→ Aim of the task
Look through the material and copy each line holding "home".

→ Information provided
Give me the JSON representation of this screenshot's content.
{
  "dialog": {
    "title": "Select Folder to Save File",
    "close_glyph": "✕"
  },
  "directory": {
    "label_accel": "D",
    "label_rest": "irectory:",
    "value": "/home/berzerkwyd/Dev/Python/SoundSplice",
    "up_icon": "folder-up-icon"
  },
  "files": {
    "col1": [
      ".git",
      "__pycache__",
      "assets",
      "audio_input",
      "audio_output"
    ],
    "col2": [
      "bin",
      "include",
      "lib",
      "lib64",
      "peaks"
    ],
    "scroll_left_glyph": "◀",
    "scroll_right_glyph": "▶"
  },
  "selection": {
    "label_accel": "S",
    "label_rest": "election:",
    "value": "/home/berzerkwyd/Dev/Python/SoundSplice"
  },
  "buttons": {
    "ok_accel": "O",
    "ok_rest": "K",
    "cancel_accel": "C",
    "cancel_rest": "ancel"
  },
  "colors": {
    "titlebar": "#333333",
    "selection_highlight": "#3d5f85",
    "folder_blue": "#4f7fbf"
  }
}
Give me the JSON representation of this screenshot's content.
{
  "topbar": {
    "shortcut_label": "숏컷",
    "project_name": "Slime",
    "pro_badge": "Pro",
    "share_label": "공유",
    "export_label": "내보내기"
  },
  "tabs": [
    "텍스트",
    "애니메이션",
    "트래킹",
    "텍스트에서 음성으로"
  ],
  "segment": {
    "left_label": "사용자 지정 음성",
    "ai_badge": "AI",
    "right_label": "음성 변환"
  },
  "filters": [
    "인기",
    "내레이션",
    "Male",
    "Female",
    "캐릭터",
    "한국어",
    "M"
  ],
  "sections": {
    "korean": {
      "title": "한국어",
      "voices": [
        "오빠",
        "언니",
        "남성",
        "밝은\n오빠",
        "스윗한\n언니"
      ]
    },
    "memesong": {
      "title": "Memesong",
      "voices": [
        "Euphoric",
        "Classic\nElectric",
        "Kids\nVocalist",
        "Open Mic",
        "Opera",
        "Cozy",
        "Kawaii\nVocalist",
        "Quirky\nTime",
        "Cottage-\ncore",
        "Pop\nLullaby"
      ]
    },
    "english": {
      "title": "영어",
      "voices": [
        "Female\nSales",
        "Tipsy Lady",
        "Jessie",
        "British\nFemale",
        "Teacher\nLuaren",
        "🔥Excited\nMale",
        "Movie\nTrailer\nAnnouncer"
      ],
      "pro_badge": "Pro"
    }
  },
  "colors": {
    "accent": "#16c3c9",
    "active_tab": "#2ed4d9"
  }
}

→ Result of the task
    "value": "/home/berzerkwyd/Dev/Python/SoundSplice",
    "value": "/home/berzerkwyd/Dev/Python/SoundSplice"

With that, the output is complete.